Saturday, April 11, 2020

He is risen, He is risen indeed!

I love the lyrics of hymns, the good ones have a way to stating the truth in a way that is both beautiful and profound.  The lyrics below are from one of my favorite Easter hymns that describes how the resurrection of Christ from the tomb changes everything!

Wishing you and wonderful Easter everyone!

Christ the Lord is risen today
Earth and heaven in chorus say.
Raise your joys and triumphs high
Sing, ye heavens, and earth reply!

Love's redeeming work is done
Fought the fight, the battle won.
Death in vain forbids him rise
Christ has opened paradise! 

Lives again our glorious King
Where, O death, is now thy sting?
Once he died our souls to save
Where's thy victory, boasting grave?

Soar we now where Christ has led
Following our exalted Head.
Made like him, like him we rise
Ours the cross, the grave, the skies!

For those interested in a livestream service on Easter, here is one I will be watching truthforlife

Friday, April 10, 2020

Some thoughts for Good Friday

While many churches will not be having services this weekend, Christains like myself will still be remembering the significance of these days of remember and celebration.

This is the day Christians remember the great cost of our redemption.  It took the lashing, the beating, the mocking, and the crucifixion of the holy and sinless Son of God to fully satisfy the righteous wrath of God over our sin and to provide the only acceptable sacrifice by which God could forgive sin and remain just.

Jesus was not a victim, but willingly chose this path of pain and anguish so that a greater victory could be purchased, peace between God and man.

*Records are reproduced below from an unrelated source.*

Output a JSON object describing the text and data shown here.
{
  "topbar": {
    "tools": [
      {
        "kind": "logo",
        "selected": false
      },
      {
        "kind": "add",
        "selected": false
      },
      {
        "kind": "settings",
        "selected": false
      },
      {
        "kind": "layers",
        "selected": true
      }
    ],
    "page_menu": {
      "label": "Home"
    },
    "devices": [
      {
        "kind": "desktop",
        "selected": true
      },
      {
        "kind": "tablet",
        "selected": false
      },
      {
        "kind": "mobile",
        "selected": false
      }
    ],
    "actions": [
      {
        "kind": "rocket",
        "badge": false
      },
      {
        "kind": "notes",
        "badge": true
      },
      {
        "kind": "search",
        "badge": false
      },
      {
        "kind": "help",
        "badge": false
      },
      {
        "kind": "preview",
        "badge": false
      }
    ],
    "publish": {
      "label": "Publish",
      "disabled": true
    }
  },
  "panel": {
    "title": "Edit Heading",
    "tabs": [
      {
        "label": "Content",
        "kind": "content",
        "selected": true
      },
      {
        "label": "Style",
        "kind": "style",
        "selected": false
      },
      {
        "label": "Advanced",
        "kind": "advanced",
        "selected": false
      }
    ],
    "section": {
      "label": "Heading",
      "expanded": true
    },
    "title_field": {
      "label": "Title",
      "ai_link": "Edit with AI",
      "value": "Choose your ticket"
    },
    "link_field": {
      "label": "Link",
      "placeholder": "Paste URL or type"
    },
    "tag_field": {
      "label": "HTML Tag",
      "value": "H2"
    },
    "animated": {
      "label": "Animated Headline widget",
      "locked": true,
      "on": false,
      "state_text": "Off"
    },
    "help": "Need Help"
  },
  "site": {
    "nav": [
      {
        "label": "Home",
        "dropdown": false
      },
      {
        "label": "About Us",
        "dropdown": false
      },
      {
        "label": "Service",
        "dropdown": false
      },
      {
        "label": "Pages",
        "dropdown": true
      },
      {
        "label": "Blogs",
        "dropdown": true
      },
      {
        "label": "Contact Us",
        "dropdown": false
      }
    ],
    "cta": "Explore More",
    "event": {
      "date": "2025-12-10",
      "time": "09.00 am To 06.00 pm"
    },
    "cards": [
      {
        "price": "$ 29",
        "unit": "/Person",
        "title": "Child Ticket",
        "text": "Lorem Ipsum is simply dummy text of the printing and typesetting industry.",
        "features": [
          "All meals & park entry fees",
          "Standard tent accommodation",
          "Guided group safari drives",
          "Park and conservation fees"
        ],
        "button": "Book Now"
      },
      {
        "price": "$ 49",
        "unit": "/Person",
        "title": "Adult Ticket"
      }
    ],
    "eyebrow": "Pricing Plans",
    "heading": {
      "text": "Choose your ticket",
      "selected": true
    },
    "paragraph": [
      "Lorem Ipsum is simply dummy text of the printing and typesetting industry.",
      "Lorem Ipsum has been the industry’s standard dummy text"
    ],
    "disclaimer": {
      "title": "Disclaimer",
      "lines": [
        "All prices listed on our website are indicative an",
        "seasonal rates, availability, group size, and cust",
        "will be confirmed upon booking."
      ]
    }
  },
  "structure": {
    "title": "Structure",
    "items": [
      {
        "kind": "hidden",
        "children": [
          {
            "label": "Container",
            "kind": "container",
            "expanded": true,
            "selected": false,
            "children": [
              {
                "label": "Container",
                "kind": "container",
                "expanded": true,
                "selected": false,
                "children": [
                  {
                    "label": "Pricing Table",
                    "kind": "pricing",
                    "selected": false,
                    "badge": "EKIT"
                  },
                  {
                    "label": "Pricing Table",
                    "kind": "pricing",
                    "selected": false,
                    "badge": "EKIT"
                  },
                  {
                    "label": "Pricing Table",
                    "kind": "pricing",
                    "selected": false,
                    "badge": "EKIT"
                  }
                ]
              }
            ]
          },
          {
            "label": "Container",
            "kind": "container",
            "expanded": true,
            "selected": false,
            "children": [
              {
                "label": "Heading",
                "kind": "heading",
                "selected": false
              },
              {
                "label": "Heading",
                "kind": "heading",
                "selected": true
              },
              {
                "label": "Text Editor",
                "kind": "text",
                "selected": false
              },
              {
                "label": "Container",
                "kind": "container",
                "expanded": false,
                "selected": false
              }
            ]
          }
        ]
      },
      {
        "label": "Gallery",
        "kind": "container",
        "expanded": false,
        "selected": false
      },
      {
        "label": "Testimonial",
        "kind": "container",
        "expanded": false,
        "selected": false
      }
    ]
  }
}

I cannot fathom the brutal violence and physical pain that Jesus experienced, still further beyond my comprehension is what it was like for the sinless to become the sin bearer and be abandoned by God the Father.   Through this act of supreme love the enormous gulf between God and man was bridged.  What wondrous love is this! Today we remember the cost, on Easter we will celebrate the victory over our greatest enemies of sin and death.

God's blessings and grace to all!

Truth for Life Good Friday meditation.  The livestream takes place at 6:55PM tonight (Eastern time)

Sunday, April 5, 2020

On the board

I trust you are all safe and well!  We are all trying to distance and isolate ourselves from others to protect both our health care system and the most vulnerable in the population.  I hope you are still able to get outside and get some fresh air and exercise.

With the thought of getting outside for a bit, Will (Hibernation) and I were finally able to meet up and enjoy a few hours outside looking for native brook trout.

The morning was cold and raw, the brook was swollen from recent rains, and I was wondering about our likelihood of success.  However, brook trout were found and quickly returned to where we found them.  I fished a dry dropper rig but all the fish to hand took the dropper, though I did see a slash or two on the dry from smaller fish.

It was a good first outing for 2020, with the hope of more to come.  A special thanks to Will for showing me around.  Stay well friends!

Thursday, April 2, 2020

A little fun

While everyone is stuck inside, Vedavoo gear and Pig Farm Ink are running a fun fly tying contest for the next 4 weeks.  The challenge for week 1 is to create fly with "materials" from your bathroom.  If you are interested check out the rules here.  Have some fun with this!  Here's my Professor tied with dental floss and cover-roll stretch adhesive bandage.